INSTRUCTIONS TO FOLLOW
Return all lines of the data in which the string "JSON" occurs.

INFORMATION SHOWN
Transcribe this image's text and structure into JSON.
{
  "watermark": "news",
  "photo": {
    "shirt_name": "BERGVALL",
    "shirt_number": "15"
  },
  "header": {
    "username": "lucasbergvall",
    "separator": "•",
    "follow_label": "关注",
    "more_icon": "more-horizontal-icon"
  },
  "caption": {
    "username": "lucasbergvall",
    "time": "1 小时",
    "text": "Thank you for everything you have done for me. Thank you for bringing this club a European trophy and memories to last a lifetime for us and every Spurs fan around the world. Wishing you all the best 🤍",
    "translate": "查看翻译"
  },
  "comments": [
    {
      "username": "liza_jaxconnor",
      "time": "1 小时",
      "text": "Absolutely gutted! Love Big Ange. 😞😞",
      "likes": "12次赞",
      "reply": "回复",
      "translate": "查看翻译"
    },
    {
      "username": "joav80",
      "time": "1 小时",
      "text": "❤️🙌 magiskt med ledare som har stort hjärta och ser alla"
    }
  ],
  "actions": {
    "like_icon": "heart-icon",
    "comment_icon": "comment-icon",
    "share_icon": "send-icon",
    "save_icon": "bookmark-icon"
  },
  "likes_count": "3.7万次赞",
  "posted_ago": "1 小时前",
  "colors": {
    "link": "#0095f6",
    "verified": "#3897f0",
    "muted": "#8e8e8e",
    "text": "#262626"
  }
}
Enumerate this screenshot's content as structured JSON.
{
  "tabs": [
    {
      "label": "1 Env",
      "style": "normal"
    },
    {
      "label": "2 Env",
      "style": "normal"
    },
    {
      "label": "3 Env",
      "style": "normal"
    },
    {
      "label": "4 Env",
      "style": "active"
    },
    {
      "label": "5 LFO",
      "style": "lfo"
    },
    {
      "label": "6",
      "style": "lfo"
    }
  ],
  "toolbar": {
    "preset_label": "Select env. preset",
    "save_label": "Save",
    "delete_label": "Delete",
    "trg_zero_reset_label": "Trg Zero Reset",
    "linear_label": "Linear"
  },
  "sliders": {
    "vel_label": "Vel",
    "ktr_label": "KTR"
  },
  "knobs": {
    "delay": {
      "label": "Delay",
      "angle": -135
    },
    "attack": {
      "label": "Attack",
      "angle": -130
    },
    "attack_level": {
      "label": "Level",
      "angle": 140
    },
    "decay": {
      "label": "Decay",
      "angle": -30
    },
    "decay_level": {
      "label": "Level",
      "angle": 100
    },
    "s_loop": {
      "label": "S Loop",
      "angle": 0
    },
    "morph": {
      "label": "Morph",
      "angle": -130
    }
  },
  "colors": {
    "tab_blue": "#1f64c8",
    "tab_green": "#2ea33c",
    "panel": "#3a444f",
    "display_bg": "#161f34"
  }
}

SOLUTION FOR THIS PROBLEM
Transcribe this image's text and structure into JSON.
Enumerate this screenshot's content as structured JSON.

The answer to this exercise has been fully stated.